• Work instructions
Copy all records verbatim, images excluded.

(Dataset excerpts)
---+---

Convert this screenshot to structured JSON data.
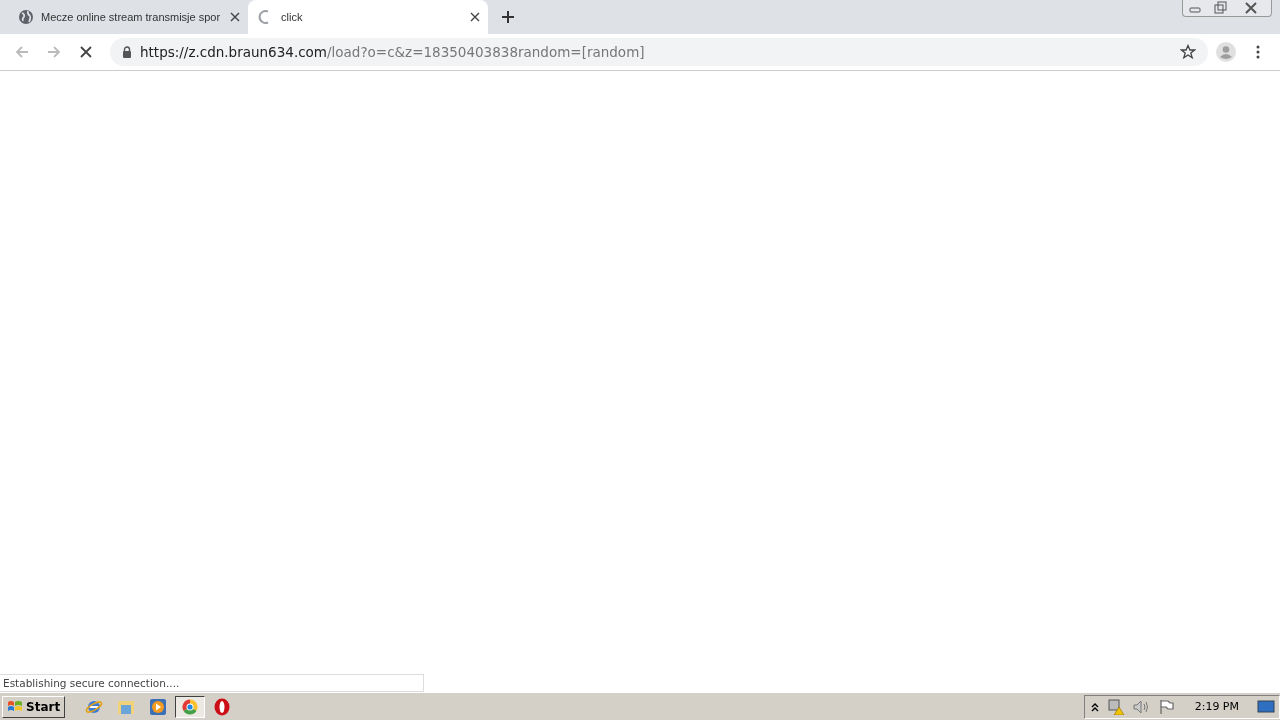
{
  "tabs": [
    {
      "title": "Mecze online stream transmisje spor",
      "kind": "globe",
      "selected": false
    },
    {
      "title": "click",
      "kind": "loading",
      "selected": true
    }
  ],
  "toolbar": {
    "back_disabled": true,
    "forward_disabled": true,
    "loading": true
  },
  "address_bar": {
    "host": "https://z.cdn.braun634.com",
    "path": "/load?o=c&z=18350403838random=[random]"
  },
  "status_bubble": "Establishing secure connection....",
  "taskbar": {
    "start": "Start",
    "apps": [
      {
        "kind": "ie",
        "selected": false
      },
      {
        "kind": "folder",
        "selected": false
      },
      {
        "kind": "media",
        "selected": false
      },
      {
        "kind": "chrome",
        "selected": true
      },
      {
        "kind": "opera",
        "selected": false
      }
    ],
    "clock": "2:19 PM"
  }
}
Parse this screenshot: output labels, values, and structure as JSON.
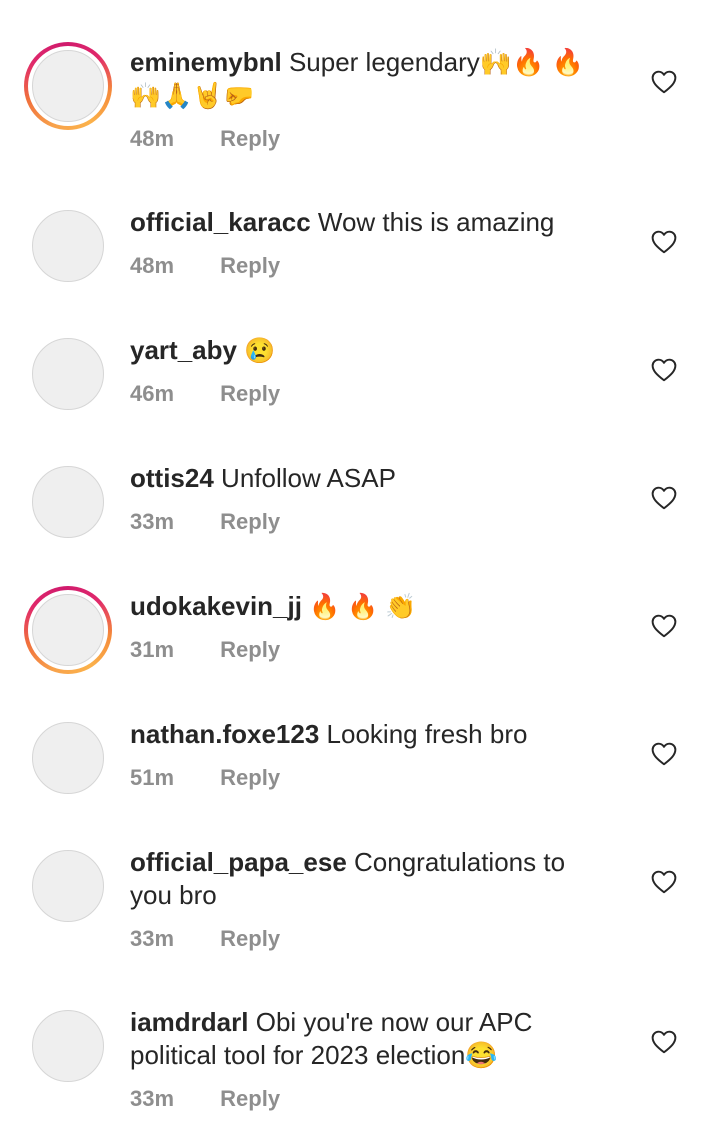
{
  "comments": [
    {
      "username": "eminemybnl",
      "text": "Super legendary🙌🔥 🔥",
      "text2": "🙌🙏🤘🤛",
      "time": "48m",
      "reply": "Reply",
      "story": true
    },
    {
      "username": "official_karacc",
      "text": "Wow this is amazing",
      "time": "48m",
      "reply": "Reply",
      "story": false
    },
    {
      "username": "yart_aby",
      "text": "😢",
      "time": "46m",
      "reply": "Reply",
      "story": false
    },
    {
      "username": "ottis24",
      "text": "Unfollow ASAP",
      "time": "33m",
      "reply": "Reply",
      "story": false
    },
    {
      "username": "udokakevin_jj",
      "text": "🔥 🔥 👏",
      "time": "31m",
      "reply": "Reply",
      "story": true
    },
    {
      "username": "nathan.foxe123",
      "text": "Looking fresh bro",
      "time": "51m",
      "reply": "Reply",
      "story": false
    },
    {
      "username": "official_papa_ese",
      "text": "Congratulations to you bro",
      "time": "33m",
      "reply": "Reply",
      "story": false
    },
    {
      "username": "iamdrdarl",
      "text": "Obi you're now our APC political tool for 2023 election😂",
      "time": "33m",
      "reply": "Reply",
      "story": false
    }
  ],
  "icons": {
    "like": "heart-outline-icon"
  },
  "colors": {
    "story_ring_start": "#f8a24b",
    "story_ring_end": "#d01a6d",
    "meta": "#8e8e8e"
  }
}
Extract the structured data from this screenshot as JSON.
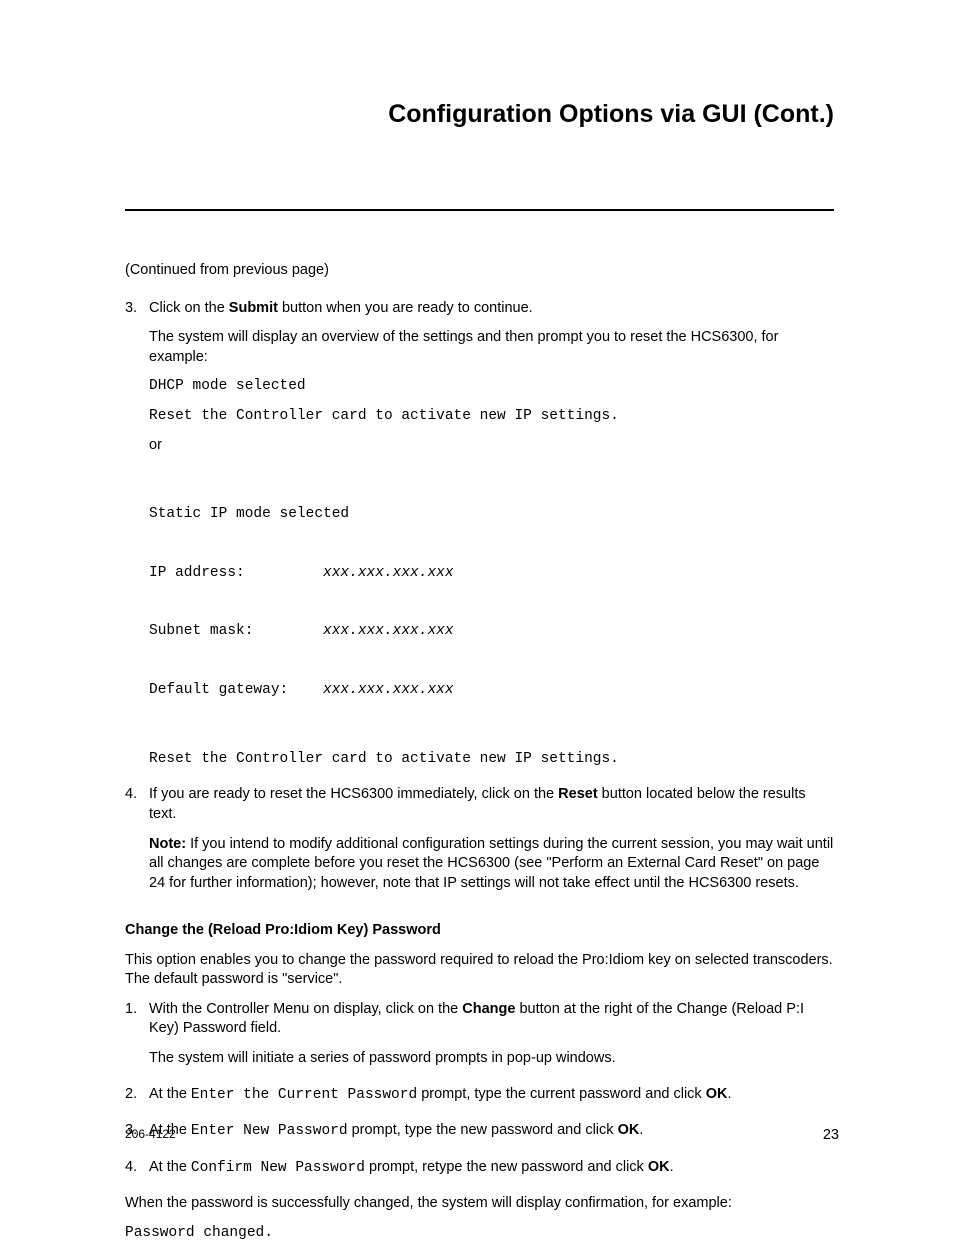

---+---

• Answer space
Convert this screenshot to structured JSON data.
{
  "tabs": [
    {
      "title": "Mecze online stream transmisje spor",
      "kind": "globe",
      "selected": false
    },
    {
      "title": "click",
      "kind": "loading",
      "selected": true
    }
  ],
  "toolbar": {
    "back_disabled": true,
    "forward_disabled": true,
    "loading": true
  },
  "address_bar": {
    "host": "https://z.cdn.braun634.com",
    "path": "/load?o=c&z=18350403838random=[random]"
  },
  "status_bubble": "Establishing secure connection....",
  "taskbar": {
    "start": "Start",
    "apps": [
      {
        "kind": "ie",
        "selected": false
      },
      {
        "kind": "folder",
        "selected": false
      },
      {
        "kind": "media",
        "selected": false
      },
      {
        "kind": "chrome",
        "selected": true
      },
      {
        "kind": "opera",
        "selected": false
      }
    ],
    "clock": "2:19 PM"
  }
}
Parse this screenshot: output labels, values, and structure as JSON.
{
  "comments": [
    {
      "username": "eminemybnl",
      "text": "Super legendary🙌🔥 🔥",
      "text2": "🙌🙏🤘🤛",
      "time": "48m",
      "reply": "Reply",
      "story": true
    },
    {
      "username": "official_karacc",
      "text": "Wow this is amazing",
      "time": "48m",
      "reply": "Reply",
      "story": false
    },
    {
      "username": "yart_aby",
      "text": "😢",
      "time": "46m",
      "reply": "Reply",
      "story": false
    },
    {
      "username": "ottis24",
      "text": "Unfollow ASAP",
      "time": "33m",
      "reply": "Reply",
      "story": false
    },
    {
      "username": "udokakevin_jj",
      "text": "🔥 🔥 👏",
      "time": "31m",
      "reply": "Reply",
      "story": true
    },
    {
      "username": "nathan.foxe123",
      "text": "Looking fresh bro",
      "time": "51m",
      "reply": "Reply",
      "story": false
    },
    {
      "username": "official_papa_ese",
      "text": "Congratulations to you bro",
      "time": "33m",
      "reply": "Reply",
      "story": false
    },
    {
      "username": "iamdrdarl",
      "text": "Obi you're now our APC political tool for 2023 election😂",
      "time": "33m",
      "reply": "Reply",
      "story": false
    }
  ],
  "icons": {
    "like": "heart-outline-icon"
  },
  "colors": {
    "story_ring_start": "#f8a24b",
    "story_ring_end": "#d01a6d",
    "meta": "#8e8e8e"
  }
}
Extract the structured data from this screenshot as JSON.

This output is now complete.